Ilaiyaraaja was born in the state of Tamil Nadu in India. Although not well known in the West, he is a phenomenon in his native country. Some film composers have been described as prolific if they have scored a hundred films or more. Even Jerry Goldsmith who has more than 300 credits on The International Movie Database over 50 years pales into insignificance compared with Ilaiyaraaja's credits of nearly 900 over just 30 years. That's an average of about 30 films per year! Note that Ilaiyaraaja's name has a number of different spellings in English, so you will sometimes see him credited as Ilayaraja or Illayaraja or abbreviated to just "Raja".
Raja initially learned to play Tamil folk music on traditional instruments and performed across the state with his family. He studied music further in Madras (now Chennai), the movie capital of Southern India, and obtained a music diploma from Trinity College in London. He has travelled to Europe and studied the works of European classical composers including Bach, Mozart and Beethoven, and one of his main achievements has been to integrate elements from these disparate styles of music. This was clear from his first film "Annakili" which included simple Tamil songs modelled on traditional folk principles but orchestrated using the techniques of Western film music. He has also included, experimented with and adapted elements of jazz and pop music and Indian classical Carnatic music. His songs first heard on film became instant popular hits in the province, receiving much airplay and selling lots of records.
Not only is Raja's output prolific and his composition process rapid, but his composing technique is also quite remarkable. He conceives movie songs in his mind and directly writes out the parts to be copied for the instrumentalists to rehearse and record, and the duration is exactly as required by the film's director. Ilaiyaraaja has composed a symphony for the London Philharmonic Orchestra, and has released a number of albums of non-film music. One of these albums is "Thiruvasagam" which takes the form of an oratorio. It is a collection of classical hymns on Lord Shiva witten by the sage and poet Saint Manickavasagar, though it includes some English lyrics by Stephen Schwartz who has worked with Alan Menken as composer and lyricist for a number of Disney animations. As might be expected, the work has a spiritual dimension but it can be easily appreciated by audiences from a broad range of musical tastes. Raja's official web-site which includes music samples is at www.raaja.com and a complete database of his Tamil films and film songs (more than 5000) can be found at www.rakkamma.com.

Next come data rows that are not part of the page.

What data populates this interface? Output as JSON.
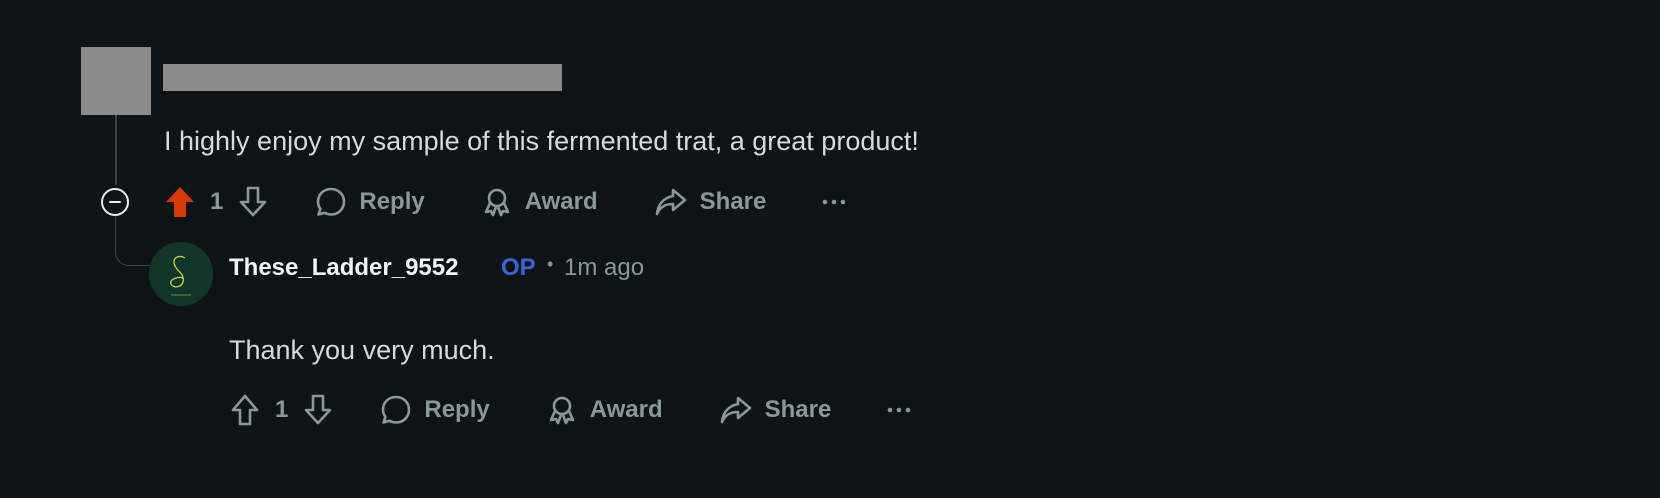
{
  "parent_comment": {
    "text": "I highly enjoy my sample of this fermented trat, a great product!",
    "vote_count": "1",
    "upvoted": true,
    "actions": {
      "reply": "Reply",
      "award": "Award",
      "share": "Share"
    }
  },
  "reply_comment": {
    "username": "These_Ladder_9552",
    "op_badge": "OP",
    "separator": "•",
    "timestamp": "1m ago",
    "text": "Thank you very much.",
    "vote_count": "1",
    "upvoted": false,
    "actions": {
      "reply": "Reply",
      "award": "Award",
      "share": "Share"
    }
  },
  "colors": {
    "background": "#0e1416",
    "upvote_active": "#d93a00",
    "op_badge": "#3d64d6",
    "muted_text": "#8c979c"
  },
  "icons": [
    "collapse-icon",
    "upvote-icon",
    "downvote-icon",
    "comment-icon",
    "award-icon",
    "share-icon",
    "more-icon"
  ]
}
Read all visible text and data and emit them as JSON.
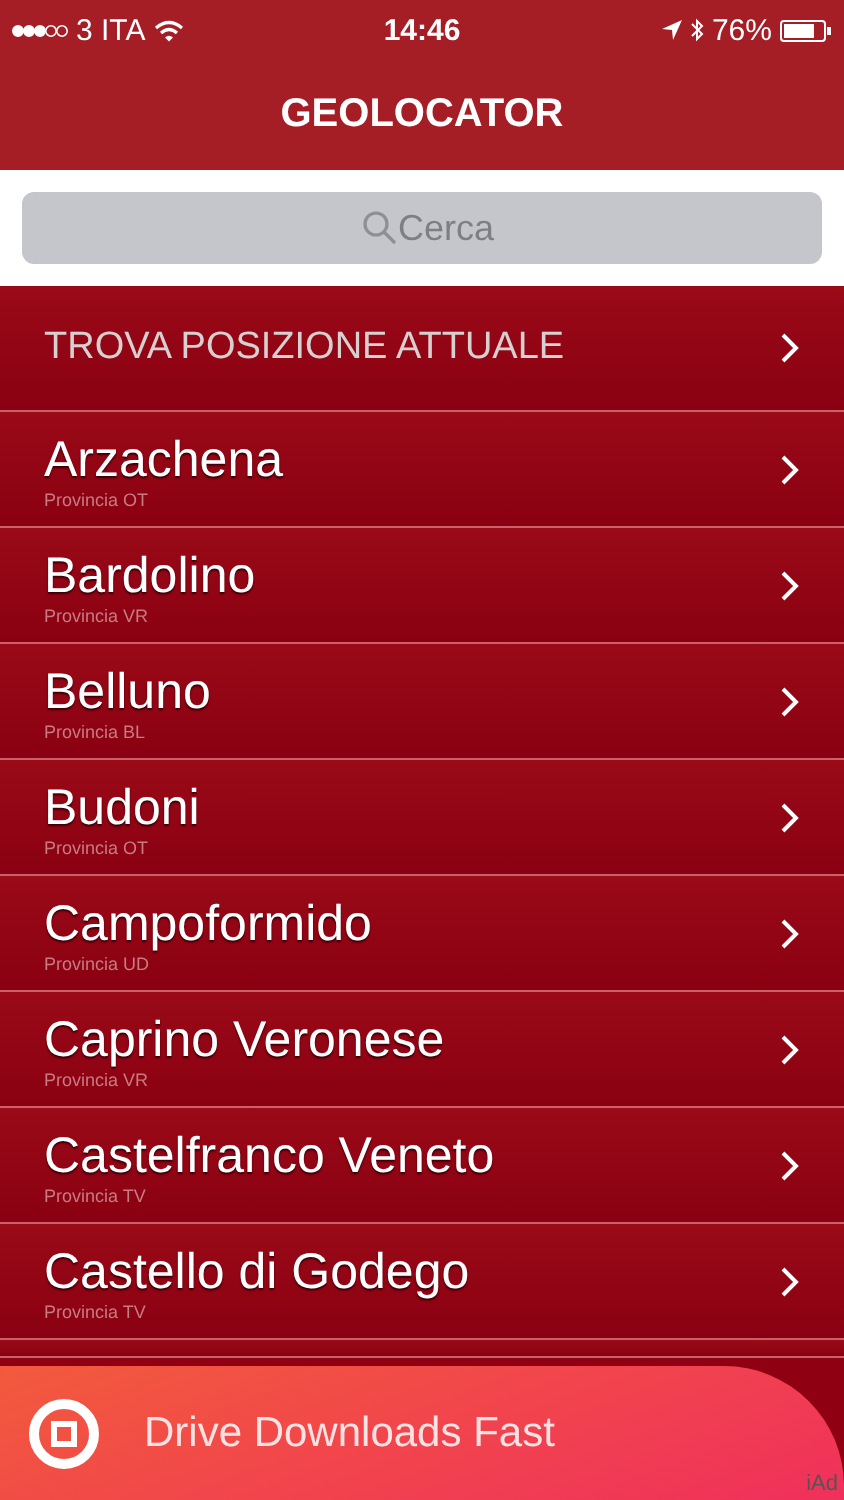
{
  "status_bar": {
    "carrier": "3 ITA",
    "time": "14:46",
    "battery": "76%"
  },
  "nav": {
    "title": "GEOLOCATOR"
  },
  "search": {
    "placeholder": "Cerca"
  },
  "action": {
    "label": "TROVA POSIZIONE ATTUALE"
  },
  "places": [
    {
      "name": "Arzachena",
      "province": "Provincia OT"
    },
    {
      "name": "Bardolino",
      "province": "Provincia VR"
    },
    {
      "name": "Belluno",
      "province": "Provincia BL"
    },
    {
      "name": "Budoni",
      "province": "Provincia OT"
    },
    {
      "name": "Campoformido",
      "province": "Provincia UD"
    },
    {
      "name": "Caprino Veronese",
      "province": "Provincia VR"
    },
    {
      "name": "Castelfranco Veneto",
      "province": "Provincia TV"
    },
    {
      "name": "Castello di Godego",
      "province": "Provincia TV"
    }
  ],
  "ad": {
    "text": "Drive Downloads Fast",
    "badge": "iAd"
  }
}
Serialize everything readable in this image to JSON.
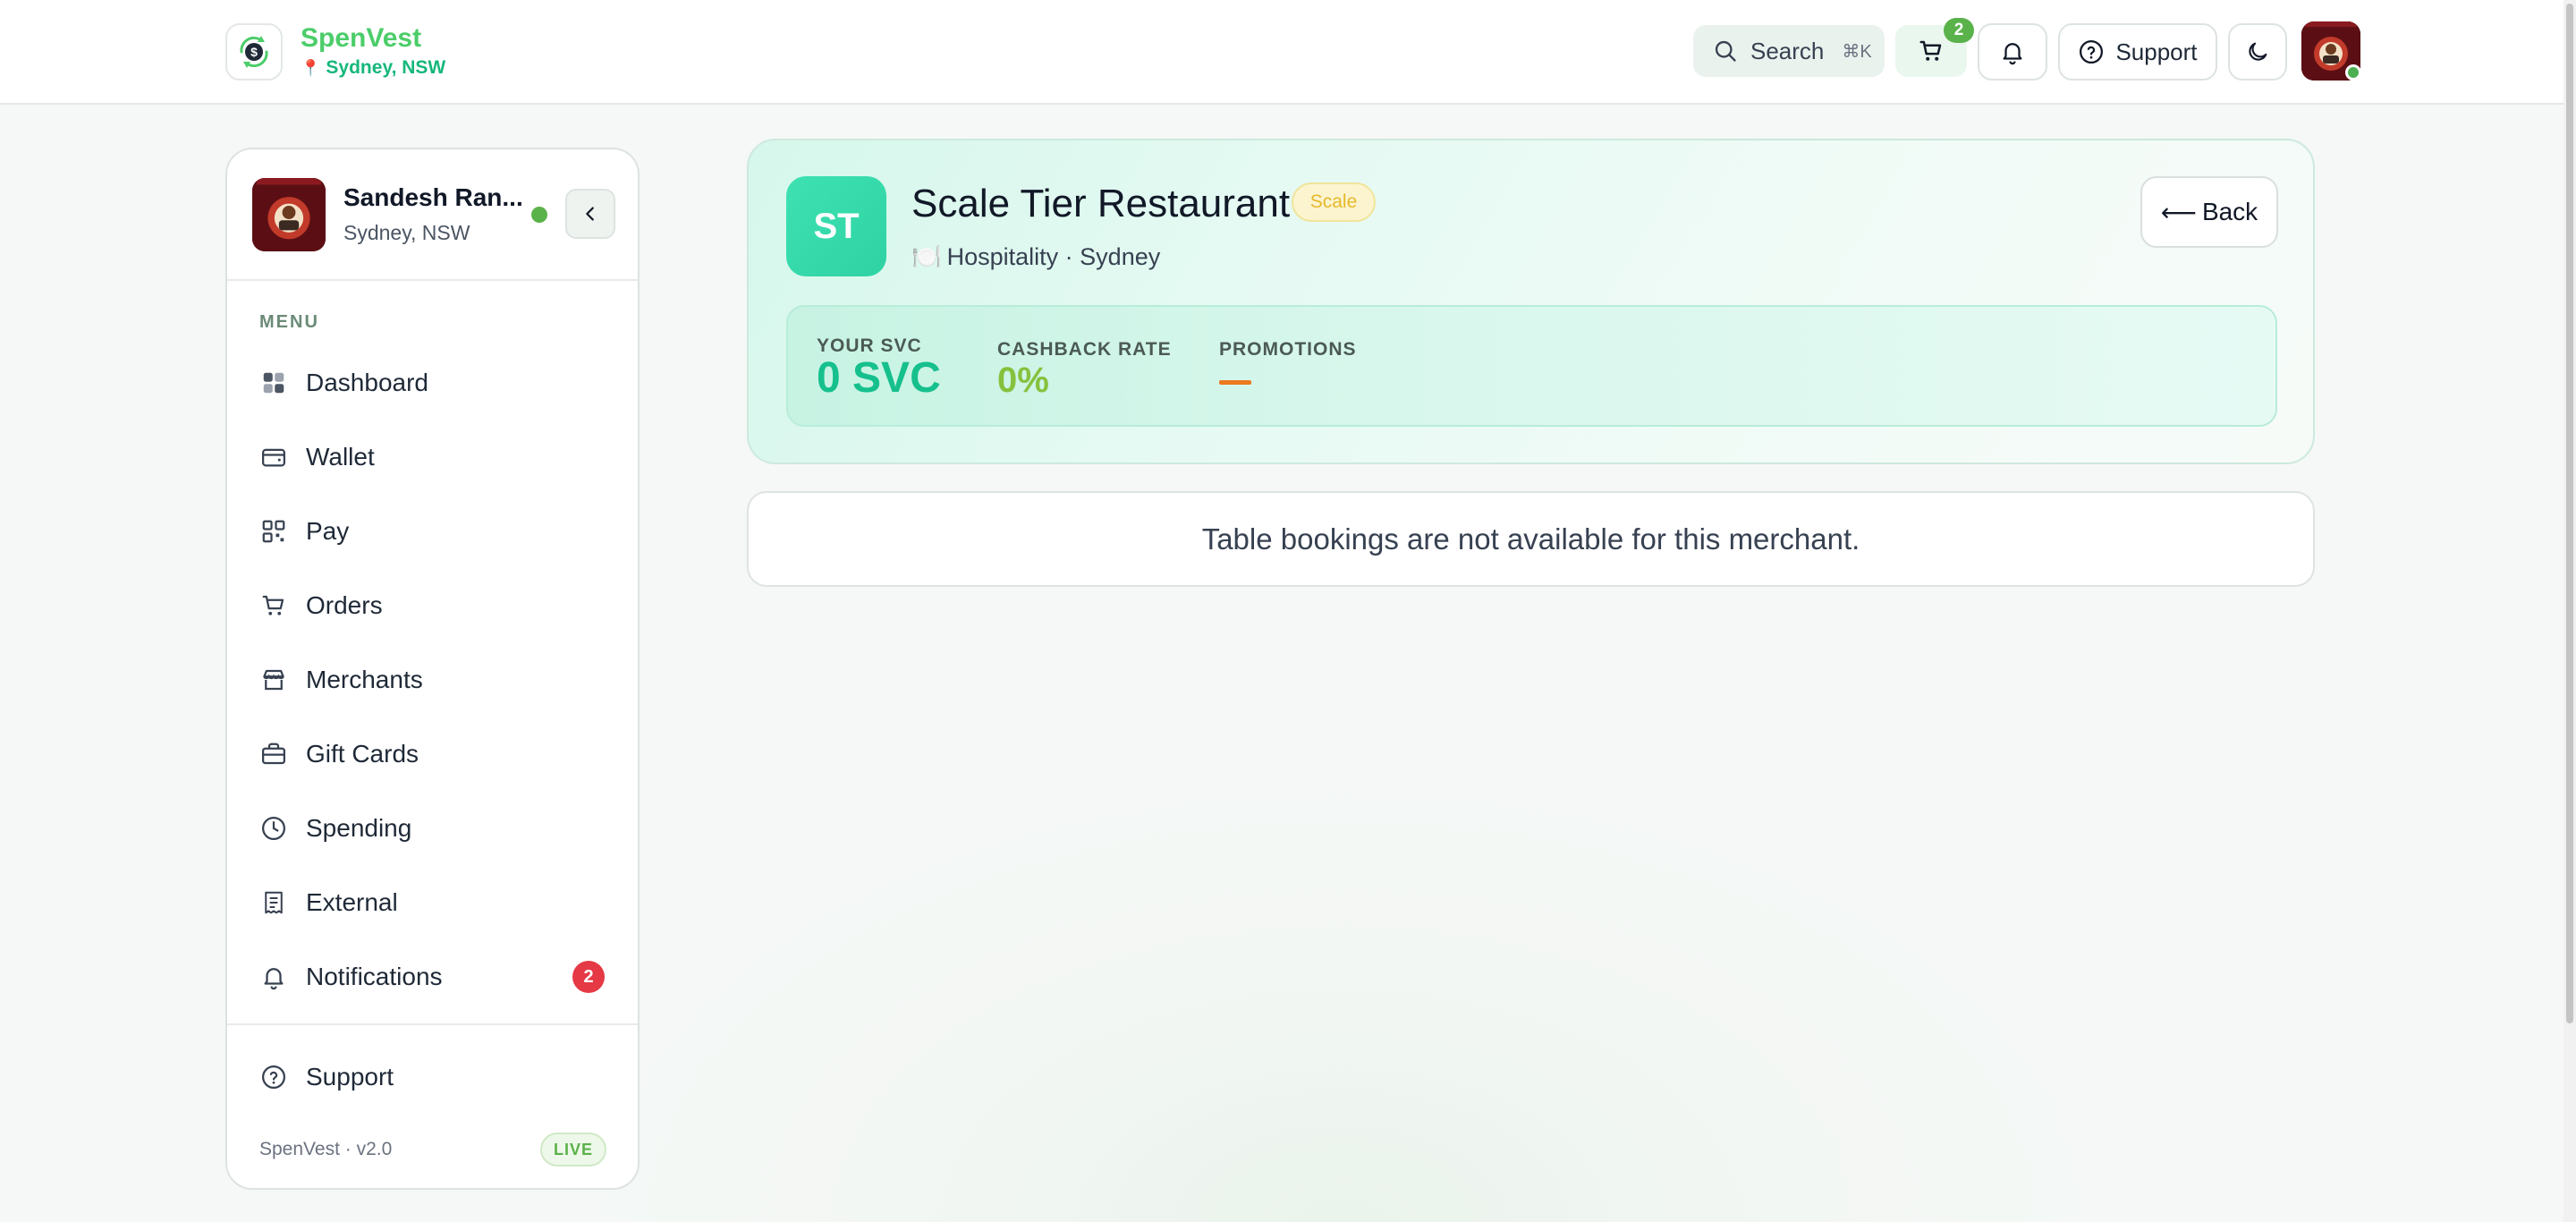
{
  "header": {
    "brand_name": "SpenVest",
    "location": "Sydney, NSW",
    "search_label": "Search",
    "search_shortcut": "⌘K",
    "cart_count": "2",
    "support_label": "Support"
  },
  "sidebar": {
    "user_name": "Sandesh Ran...",
    "user_location": "Sydney, NSW",
    "menu_title": "MENU",
    "items": [
      {
        "label": "Dashboard",
        "icon": "grid-icon"
      },
      {
        "label": "Wallet",
        "icon": "wallet-icon"
      },
      {
        "label": "Pay",
        "icon": "qr-icon"
      },
      {
        "label": "Orders",
        "icon": "cart-icon"
      },
      {
        "label": "Merchants",
        "icon": "store-icon"
      },
      {
        "label": "Gift Cards",
        "icon": "gift-card-icon"
      },
      {
        "label": "Spending",
        "icon": "clock-icon"
      },
      {
        "label": "External",
        "icon": "receipt-icon"
      },
      {
        "label": "Notifications",
        "icon": "bell-icon",
        "badge": "2"
      }
    ],
    "support_label": "Support",
    "version": "SpenVest · v2.0",
    "status": "LIVE"
  },
  "merchant": {
    "initials": "ST",
    "name": "Scale Tier Restaurant",
    "tier": "Scale",
    "category_emoji": "🍽️",
    "subtitle": "Hospitality · Sydney",
    "back_label": "Back",
    "stats": {
      "svc_label": "YOUR SVC",
      "svc_value": "0 SVC",
      "cashback_label": "CASHBACK RATE",
      "cashback_value": "0%",
      "promotions_label": "PROMOTIONS"
    }
  },
  "notice": "Table bookings are not available for this merchant.",
  "colors": {
    "brand_green": "#4ccd6a",
    "accent_teal": "#16c08d",
    "cashback_green": "#86c13d",
    "badge_red": "#e53945",
    "promo_orange": "#ec7a1e"
  }
}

The soundtracks of two recent films by Ilaiyaraaja are creating waves right now: "Naan Kadavul" and "Nandha Lala", though they are not available on the Amazon websites in the West. Here is a recent article about the composer on The Comment Factory with video clips of songs from his movies. It is good at this point to observe that Ilaiyaraaja has also played a role in nurturing the talents of many young musicians in India including the composer A. R. Rahman who has recently gained a huge success with "Slumdog Millionaire". The movie "Paa" is released in many countries this month (December 2009) and tells the story of a boy whose genetic disease causes him to age rapidly. The 13 year old boy is played by the veteran actor Amitabh Bachchan who is 67. The soundtrack album is also on release and has songs either written or co-written by Ilaiyaraaja.
Revisiting a film from the 1980s, here is the song "Enna Satham" from the movie "Punnagai mannan" in two versions:
The song is based upon a classical Indian Raaga called "Sindhu Bhaivani" and if you understand music and tamil, here is full analysis of the song including comments about the use of C minor and D minor chords which would be unusual in Western music. And finally here are two videos on youtube: Ilaiyaraaja conducting a small orchestra and Irish choir in an advert for a well-known jewellery store, and an Italian programme showing the Maestro performing Live in Italy.
Ilaiyaraaja has three sons who all have careers in the film industry. His youngest son is Yuvan Shankar Raja who has shot to fame as a film score composer during the past decade. Here is a video of father and youngest son Ilaiyaraaja & Yuvan Shankar Raja performing and improvising live when the son invited his father to do a slot at one of his concerts.
There are few examples of Ilaiyaraaja's music in Western stores, but a few can be found as follows: